Skip to Content
Streetsblog Los Angeles home
Log In
bicycle lanes

Eyes on the Street: New Green Bikeway at UCLA

12:39 PM PST on November 29, 2018

UCLA has a new bikeway – also used by e-scooter riders. All photos by Scott Epstein

UCLA continues to demonstrate its commitment to multi-modal infrastructure with the newest improvements to its internal street network. In October, UCLA Transportation completed a 0.6-mile bikeway on Charles E. Young Drive between Westwood Plaza and Dickson Court.

In the northbound direction, the facility is designed as a continuous Class II bike lane. Southbound, the facility includes green-backed sharrows from Dickson Court to Westholme Avenue, and bike lanes from Westholme Avenue to Westwood Plaza. Green paint is used liberally to provide extra visibility, especially at conflict zones.

This asymmetric treatment, from Dickson Court to Westholme, with an uphill bike lane paired with downhill sharrows is used in many U.S. cities, but is rare in Southern California. Another notable element of the design is how the lanes weave around Bruin Bus stops rather than merging with them.

UCLA's new bike lane
UCLA's new Charles E. Young Drive bike lane weaves around bus stops
UCLA's new bike lane
Uphill stretches of the new UCLA bike lane feature a continuous bike lane, much of it marked with green paint
Uphill stretches of the new UCLA bike lane feature a continuous bike lane, much of it marked with green paint
Uphill stretches of the new UCLA bike lane feature a continuous bike lane, much of it marked with green paint
UCLA's Charles bike lane
UCLA's Charles E. Young Drive bikeway features dashed green boxes in the merging zone at Westwood Plaza
UCLA's Charles bike lane
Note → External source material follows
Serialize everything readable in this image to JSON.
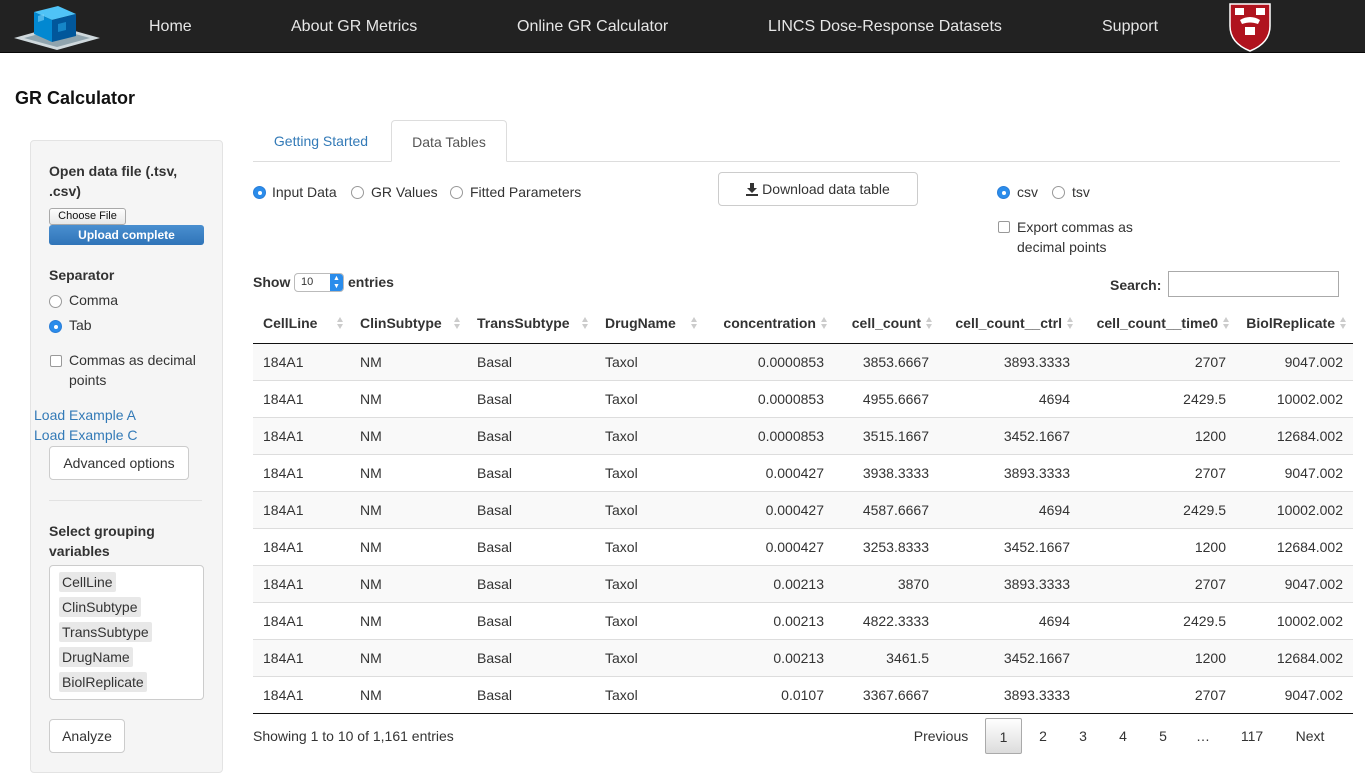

The new lanes follow many similar improvements made in the last six years, including green painted lanes and a bike box at Strathmore and partially painted and protected bike lanes along Westwood Plaza. These street design improvements complement other UCLA investments in multi-modality and safe streets, such as the one-year-old Bruin Bike Share and the Twenty is Plenty speed limit reduction.

While all these improvements have made the campus a safer place to walk, ride, and scoot, it remains challenging to travel to and from UCLA via active transportation. To the south, L.A. City Councilmember Paul Koretz has opposed the installation of bike lanes on Westwood Boulevard through Westwood Village, even though it would be possible to install bike lanes without removing vehicle lanes. To the east, the rush hour bus- and bike-only lane on Wilshire Boulevard through the Los Angeles Country Club (nicknamed "the gauntlet" by cyclists) is frequently used by scofflaw drivers traveling at harrowing speeds. Commuting from the Westside also remains challenging, with no high-quality bikeway directly connecting to the campus.

New political developments may, however, create pressure for more infrastructure. A movement led by UCLA students has created a new neighborhood council in North Westwood.  And the successful Westwood Forward slate of candidates who recently were elected to the new board made bike infrastructure central to their platform.

Scott Epstein is the Chair of the Mid City West Community Council and a Research Associate at UCLA's National Center for Research on Evaluation, Standards, and Student Testing (CRESST).

Stay in touch

Sign up for our free newsletter

More from Streetsblog Los Angeles

Foothill Transit Celebrates 35 Years

Foothill Transit CEO Doran Barnes credits their successes to a "commitment to community," a "spirit of innovation," and fruitful collaborations with numerous partners

December 9, 2023

Donate Now to Support the Streetsblog L.A. End of the Year Fundraising Drive!

If you’re a regular reader and you’ve already contributed this year, thank you! If you value Streetsblog and you haven’t already supported us, please consider a donation as part of our End of the Year fundraising drive.

December 8, 2023

Caltrans and Metro Using “Auxiliary Lane” Freeway Widening Loophole for Non-Aux Lane Projects

Beyond just using harmful loopholes legally, Metro and Caltrans deceptively bypass environmental regulations in order to keep on widening freeways

December 8, 2023
See all posts